Those who suffer from tension and migraine headaches are often desperate for relief, turning to excessive dosing of over the counter medications and even prescription drugs in an effort to medicate away the pain. Headache sufferers learn to live with the throbbing, the light sensitivity, the nausea that can result from the pain level and they know almost immediately if the particular headache they are actively experiencing is one that they can still function with, albeit in great discomfort. However, there are some headaches that can be so debilitating that they greatly affect quality of life, the capability to work and cause “missed moments” when the ability to attend or enjoy important events becomes compromised by incapacitating pain. Although there is no single solution to the treatment of headaches, there is mounting evidence that the mineral magnesium may provide relief from tension and migraine headaches specifically by preventing them from occurring.

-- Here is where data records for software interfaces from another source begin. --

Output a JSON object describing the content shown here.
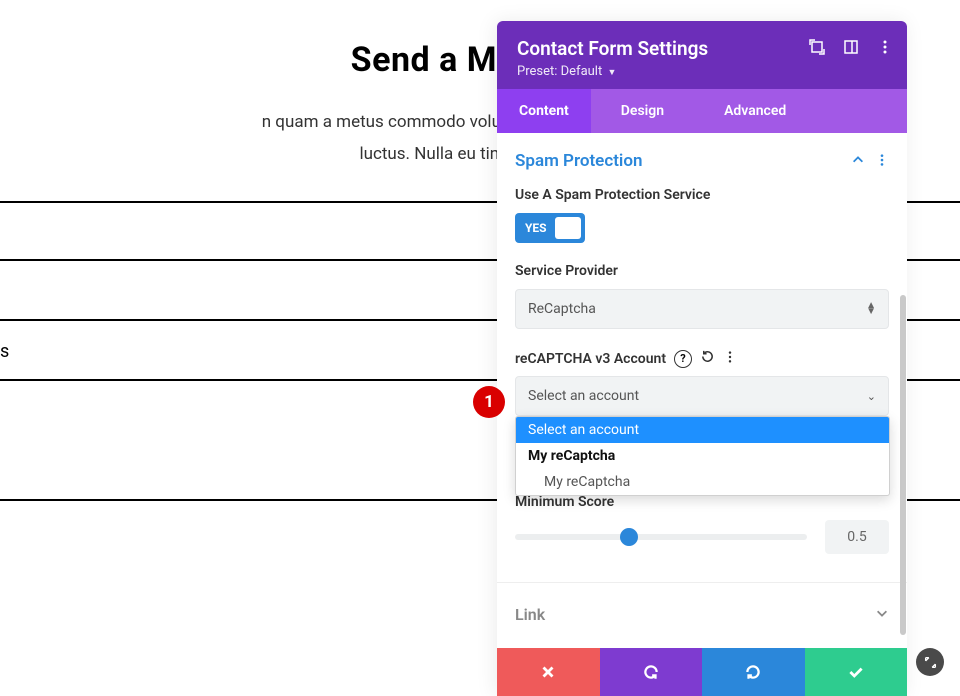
{
  "page": {
    "title": "Send a Message",
    "desc_line1": "n quam a metus commodo volutpat. Vivamus non urna sit",
    "desc_line2": "luctus. Nulla eu tincidunt lectus.",
    "field3_partial": "s"
  },
  "panel": {
    "title": "Contact Form Settings",
    "preset_label": "Preset:",
    "preset_value": "Default"
  },
  "tabs": {
    "content": "Content",
    "design": "Design",
    "advanced": "Advanced"
  },
  "spam": {
    "section_title": "Spam Protection",
    "use_service_label": "Use A Spam Protection Service",
    "toggle_text": "YES",
    "provider_label": "Service Provider",
    "provider_value": "ReCaptcha",
    "account_label": "reCAPTCHA v3 Account",
    "account_placeholder": "Select an account",
    "dropdown": {
      "opt1": "Select an account",
      "opt2": "My reCaptcha",
      "opt3": "My reCaptcha"
    },
    "min_score_label": "Minimum Score",
    "min_score_value": "0.5"
  },
  "link_section": {
    "title": "Link"
  },
  "callout": {
    "num": "1"
  }
}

According to the National Institutes of Health (NIH), magnesium assists in regulating “diverse biochemical reactions in the body.” Some of these reactions include muscle and nerve function. In addition, magnesium also helps to transport ions of calcium and potassium across cell membranes, which is critical to those functions.
In terms of tension headaches, this ion exchange is facilitated by magnesium, which acts as an electrolyte to balance the fluid levels that carry electrical impulses across membranes. This exchange is what allows muscles to contract and then, more importantly in terms of tension headaches, to relax. Muscle tension, especially in the shoulders, neck and jaw area is a common cause of tension headaches. Given its role in ion exchange, a deficiency in magnesium would likely contribute to muscular tension. Conversely, adequate levels of magnesium would maintain muscles in a more relaxed state, which would decrease the likelihood of developing a tension headache.

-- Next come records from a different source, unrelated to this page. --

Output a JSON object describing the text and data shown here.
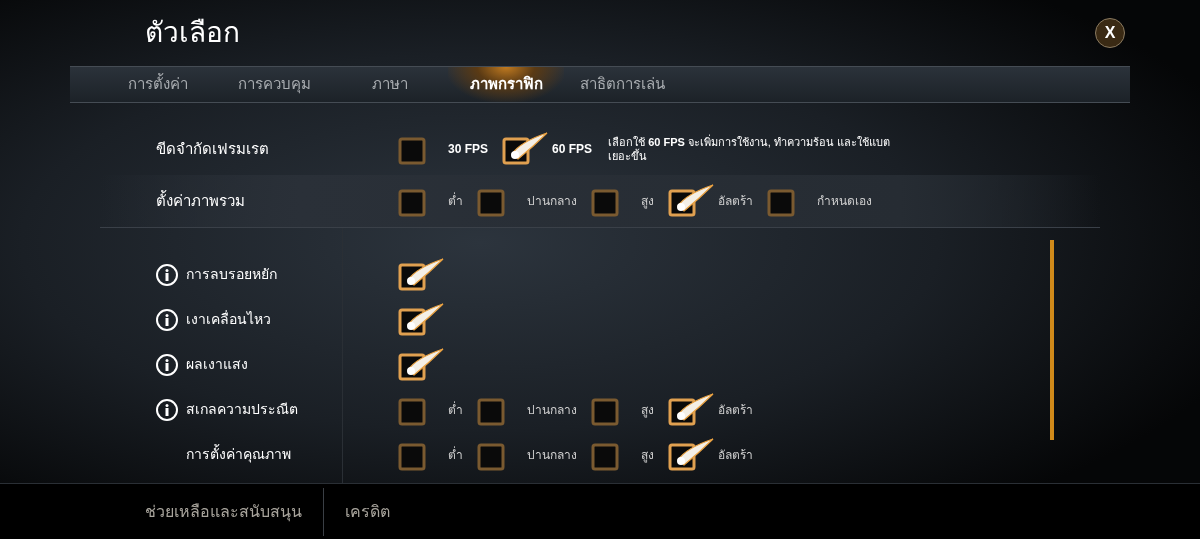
{
  "title": "ตัวเลือก",
  "close_button": "X",
  "tabs": [
    {
      "label": "การตั้งค่า",
      "selected": false
    },
    {
      "label": "การควบคุม",
      "selected": false
    },
    {
      "label": "ภาษา",
      "selected": false
    },
    {
      "label": "ภาพกราฟิก",
      "selected": true
    },
    {
      "label": "สาธิตการเล่น",
      "selected": false
    }
  ],
  "top_settings": [
    {
      "label": "ขีดจำกัดเฟรมเรต",
      "options": [
        {
          "label": "30 FPS",
          "selected": false
        },
        {
          "label": "60 FPS",
          "selected": true
        }
      ],
      "note": "เลือกใช้ **60 FPS** จะเพิ่มการใช้งาน, ทำความร้อน และใช้แบตเยอะขึ้น"
    },
    {
      "label": "ตั้งค่าภาพรวม",
      "options": [
        {
          "label": "ต่ำ",
          "selected": false
        },
        {
          "label": "ปานกลาง",
          "selected": false
        },
        {
          "label": "สูง",
          "selected": false
        },
        {
          "label": "อัลตร้า",
          "selected": true
        },
        {
          "label": "กำหนดเอง",
          "selected": false
        }
      ]
    }
  ],
  "graphics_settings": [
    {
      "label": "การลบรอยหยัก",
      "info": true,
      "kind": "toggle",
      "checked": true
    },
    {
      "label": "เงาเคลื่อนไหว",
      "info": true,
      "kind": "toggle",
      "checked": true
    },
    {
      "label": "ผลเงาแสง",
      "info": true,
      "kind": "toggle",
      "checked": true
    },
    {
      "label": "สเกลความประณีต",
      "info": true,
      "kind": "choice",
      "options": [
        {
          "label": "ต่ำ",
          "selected": false
        },
        {
          "label": "ปานกลาง",
          "selected": false
        },
        {
          "label": "สูง",
          "selected": false
        },
        {
          "label": "อัลตร้า",
          "selected": true
        }
      ]
    },
    {
      "label": "การตั้งค่าคุณภาพ",
      "info": false,
      "kind": "choice",
      "options": [
        {
          "label": "ต่ำ",
          "selected": false
        },
        {
          "label": "ปานกลาง",
          "selected": false
        },
        {
          "label": "สูง",
          "selected": false
        },
        {
          "label": "อัลตร้า",
          "selected": true
        }
      ]
    }
  ],
  "footer_links": [
    "ช่วยเหลือและสนับสนุน",
    "เครดิต"
  ]
}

Magnesium has also been studied for its potential role in helping to prevent migraine headaches. A National Center for Biotechnology Information abstract of a blind study documented in the Journal of Neural Transmission, states that there is “strong evidence that magnesium deficiency is much more prevalent in migraine sufferers than in healthy controls.” Further, according to the Journal of Head and Face Pain, magnesium also serves to “improve platelet function and decreased release or blocking of pain transmitting chemicals in the brain.”
Despite numerous studies that have examined the connection between low magnesium levels and the prevalence of both tension and migraine headaches, the use of magnesium to prevent such headaches is considered supplemental to other treatment choices. However, the internet is rich in personal testimony from people who have achieved a significant reduction in the number and severity of their headaches simply by supplementing their diets with magnesium.
Those intending to supplement with magnesium should consult with their physician or pharmacist before doing so as there are some known side effects and drug interactions. Side effects are generally mild and may be ameliorated by taking the higher quality chelated version of magnesium as opposed to some of the lower quality supplements that are available. The Recommended Daily Allowance (RDA) of magnesium is considered safe and the supplement is not cost prohibitive. Given these factors, those who suffer from migraine and tension headaches have very little to lose by supplementing their diet with magnesium. By doing so, they will be able to determine if in fact, the addition of the mineral provides them with headache relief by lowering the frequency and perhaps severity of their headaches.
By Alana Marie Burke